  15. King, J., 2001, Concentration and Technology in Agricultural Input Industries, ERS Agriculture Information Bulletin No. 763. Washington, DC: Economic Research Service, U.S. Department of Agriculture.Google Scholar
  16. Mowery, D.C., R.R. Nelson, B.N. Sampat, and A.A. Ziedos, 2001, ‘The Growth of Patenting and Licensing by US Universities: An Assessment of the Effects of the Bayh-Dole Act of 1980,’ Research Policy 30, 99–119.Google Scholar
  17. National Academy of Sciences (NAS), 1972, Report of the Committee on Research Advisory to the U.S. Department of Agriculture, Washington, DC: National Academy Press.Google Scholar
  18. National Research Council, 1995, Allocating Federal Funds for Science and Technology, Washington, DC: National Academy Press.Google Scholar
  19. Perko, J.S. and F. Narin, 1997, ‘The Transfer of Public Science to Patented Technology: A Case Study in Agricultural Science,’ Journal of Technology Transfer 3, 65–72.Google Scholar
  20. Postlewait, A., D.D. Parker, and D. Zilberman, 1993, ‘The Advent of Biotechnology and Technology Transfer in Agriculture,’ Technology Forecasting and Social Change 43, 271–287.Google Scholar
  21. Rockefeller Foundation, 1982, Science for Agriculture, New York: The Rockefeller Foundation.Google Scholar
  22. Schultz, T.W., 1971, ‘The Allocation of Resources to Research,’ in W.L. Fishel (ed.) Resource Allocation in Agricultural Research, Minneapolis: University of Minnesota Press.Google Scholar
  23. Thursby, J.G., R. Jensen, and M.C. Thursby, 2001, ‘Incentives, Characteristics, and Outcomes of University Licensing: A Survey of Major U.S. Universities,’ Journal of Technology Transfer 26, 59–72.Google Scholar
  24. Winebrake, J.J., 1992, ‘A Study of Technology-Transfer Mechanisms for Federally Funded R&D,’ Technology Transfer Fall, 54–61.Google Scholar

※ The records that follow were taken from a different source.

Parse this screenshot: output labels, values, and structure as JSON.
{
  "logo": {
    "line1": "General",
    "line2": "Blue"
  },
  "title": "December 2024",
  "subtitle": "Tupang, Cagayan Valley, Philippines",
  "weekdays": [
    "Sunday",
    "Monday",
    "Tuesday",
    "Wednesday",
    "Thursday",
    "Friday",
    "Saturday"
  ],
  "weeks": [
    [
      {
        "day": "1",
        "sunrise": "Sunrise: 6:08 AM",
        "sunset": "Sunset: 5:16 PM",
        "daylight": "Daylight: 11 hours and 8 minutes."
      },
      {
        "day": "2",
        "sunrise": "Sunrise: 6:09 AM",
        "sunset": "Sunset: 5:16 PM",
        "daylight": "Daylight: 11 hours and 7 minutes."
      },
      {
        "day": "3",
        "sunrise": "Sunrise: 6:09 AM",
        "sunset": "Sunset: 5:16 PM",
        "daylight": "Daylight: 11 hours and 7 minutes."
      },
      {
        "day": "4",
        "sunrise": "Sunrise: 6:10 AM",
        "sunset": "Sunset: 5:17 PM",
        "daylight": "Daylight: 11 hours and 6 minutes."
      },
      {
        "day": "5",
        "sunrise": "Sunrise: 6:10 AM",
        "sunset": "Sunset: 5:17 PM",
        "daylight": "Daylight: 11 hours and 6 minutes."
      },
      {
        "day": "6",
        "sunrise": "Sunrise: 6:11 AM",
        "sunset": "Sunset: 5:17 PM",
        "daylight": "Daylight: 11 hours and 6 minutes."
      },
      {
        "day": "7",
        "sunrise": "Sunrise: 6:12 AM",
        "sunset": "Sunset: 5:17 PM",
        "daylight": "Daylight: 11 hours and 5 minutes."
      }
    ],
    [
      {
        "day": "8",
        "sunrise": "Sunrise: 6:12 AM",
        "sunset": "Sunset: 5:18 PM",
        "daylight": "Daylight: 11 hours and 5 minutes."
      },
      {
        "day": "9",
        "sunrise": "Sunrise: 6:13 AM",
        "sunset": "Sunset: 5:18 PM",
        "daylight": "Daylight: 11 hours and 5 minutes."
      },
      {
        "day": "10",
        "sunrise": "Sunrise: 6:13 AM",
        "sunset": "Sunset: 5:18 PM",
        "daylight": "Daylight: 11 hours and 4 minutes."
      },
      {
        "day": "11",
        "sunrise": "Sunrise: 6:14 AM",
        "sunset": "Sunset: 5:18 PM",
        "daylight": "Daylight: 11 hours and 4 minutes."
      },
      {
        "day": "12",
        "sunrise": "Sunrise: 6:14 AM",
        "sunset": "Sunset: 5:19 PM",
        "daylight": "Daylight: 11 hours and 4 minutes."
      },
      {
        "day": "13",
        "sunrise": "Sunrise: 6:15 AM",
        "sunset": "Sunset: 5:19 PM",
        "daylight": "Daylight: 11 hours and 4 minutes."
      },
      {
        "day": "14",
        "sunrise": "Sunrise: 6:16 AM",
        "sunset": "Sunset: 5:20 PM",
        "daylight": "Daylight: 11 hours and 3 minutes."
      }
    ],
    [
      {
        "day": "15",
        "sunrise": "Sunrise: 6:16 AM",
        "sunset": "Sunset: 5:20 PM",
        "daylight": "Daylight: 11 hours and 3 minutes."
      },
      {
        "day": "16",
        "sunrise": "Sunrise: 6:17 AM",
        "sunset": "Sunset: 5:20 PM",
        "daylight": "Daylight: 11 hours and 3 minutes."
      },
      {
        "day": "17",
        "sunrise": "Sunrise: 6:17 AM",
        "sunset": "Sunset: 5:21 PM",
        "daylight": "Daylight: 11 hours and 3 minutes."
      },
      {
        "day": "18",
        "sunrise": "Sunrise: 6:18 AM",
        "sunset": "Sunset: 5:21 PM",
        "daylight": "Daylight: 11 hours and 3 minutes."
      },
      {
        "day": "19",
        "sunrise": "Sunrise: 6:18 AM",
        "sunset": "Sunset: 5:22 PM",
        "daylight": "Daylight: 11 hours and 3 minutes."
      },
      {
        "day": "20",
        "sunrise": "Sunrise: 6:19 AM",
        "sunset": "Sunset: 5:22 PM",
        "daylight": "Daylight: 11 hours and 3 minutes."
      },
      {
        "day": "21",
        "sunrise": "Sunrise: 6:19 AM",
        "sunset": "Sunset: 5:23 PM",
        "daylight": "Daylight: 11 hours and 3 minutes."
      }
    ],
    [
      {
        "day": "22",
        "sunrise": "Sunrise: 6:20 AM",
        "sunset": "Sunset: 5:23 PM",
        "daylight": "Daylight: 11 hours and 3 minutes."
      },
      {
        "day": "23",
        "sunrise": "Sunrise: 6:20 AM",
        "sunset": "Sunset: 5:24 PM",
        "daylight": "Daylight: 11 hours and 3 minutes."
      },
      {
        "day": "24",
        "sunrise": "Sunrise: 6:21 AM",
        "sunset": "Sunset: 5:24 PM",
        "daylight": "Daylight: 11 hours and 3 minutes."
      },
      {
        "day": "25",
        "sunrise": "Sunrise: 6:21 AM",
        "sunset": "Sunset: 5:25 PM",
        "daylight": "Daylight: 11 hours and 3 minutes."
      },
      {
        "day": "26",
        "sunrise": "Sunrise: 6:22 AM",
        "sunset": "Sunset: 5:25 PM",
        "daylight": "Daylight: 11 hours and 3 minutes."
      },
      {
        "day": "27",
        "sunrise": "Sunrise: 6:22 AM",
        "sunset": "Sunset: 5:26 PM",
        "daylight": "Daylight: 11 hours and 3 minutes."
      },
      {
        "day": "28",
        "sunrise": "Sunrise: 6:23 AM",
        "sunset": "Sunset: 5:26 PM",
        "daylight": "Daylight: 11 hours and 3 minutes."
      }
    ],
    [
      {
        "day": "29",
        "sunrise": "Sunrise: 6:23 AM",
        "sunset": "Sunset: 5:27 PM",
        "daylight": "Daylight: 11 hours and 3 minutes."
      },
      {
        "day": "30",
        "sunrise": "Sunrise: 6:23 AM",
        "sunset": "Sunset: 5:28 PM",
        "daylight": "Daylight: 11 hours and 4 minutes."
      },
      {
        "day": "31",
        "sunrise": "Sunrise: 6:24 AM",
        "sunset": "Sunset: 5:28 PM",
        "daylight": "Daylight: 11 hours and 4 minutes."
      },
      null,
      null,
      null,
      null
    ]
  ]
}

Copyright information

© Kluwer Academic Publishers 2003

Authors and Affiliations

  • Kelly Day Rubenstein
    • 1
  1. 1.Resource Economic DivisionUSDA Economic Research ServiceWashington, D.C

Personalised recommendations